Monday, August 20, 2012

Donal Henahan

Donal Henahan, former chief music critic of the Times, has died at 91. He joined the paper in 1967, succeeded Harold C. Schonberg as chief music critic in 1980, and retired from the Times in 1991.

I certainly read plenty of his reviews and articles, but darned if I remember much about them. Anyone else?


D. said...

Read him daily for ten years. Can't remember a thing. (Besides his name, that is.)

Joe Barron said...

Henahan was one of the Times' triumvirate of old-school music critics - Schoenberg and Holland were the other two - who hated Elliott Carter, and so, naturally, I regarded him as an enemy. (Carter has triumphed simply by outliving them all.) One of his reviews was the occasion for the only angry letter I ever wrote to the Times. Henahan wrote something stupid about how Carter had an undeservedly elevated reputation because academics, or the uptown music crowd, or whoever the whipping boys were that week, were "hungry for a high-culture hero." In short, he was calling us phonies.

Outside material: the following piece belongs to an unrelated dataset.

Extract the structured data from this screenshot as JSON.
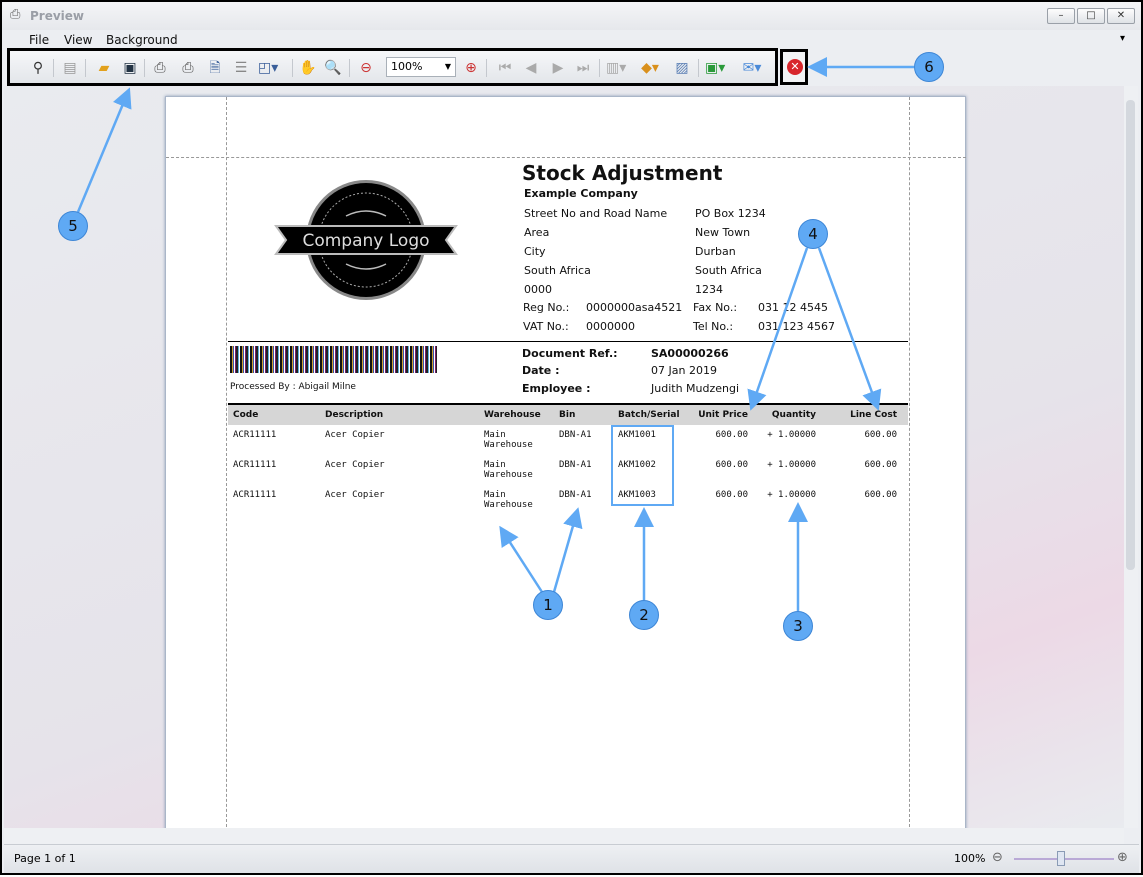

The letter I wrote began something like, "I don't care that you don't like the music of Elliott Carter, but please stop insulting those of us who do." Henahan, Holland, et al. confirmed my suspicion that critics may be good at judging performances of music they know well, but when comes to works they are unfamiliar with, especially premieres, they are as clueless as the rest of us.

Lisa Hirsch said...

I personally think that Henahan will live on in part from having utterly misjudged Nixon in China when it was new. :)

Joe Barron said...

Well, then, maybe i misjudged him. ;)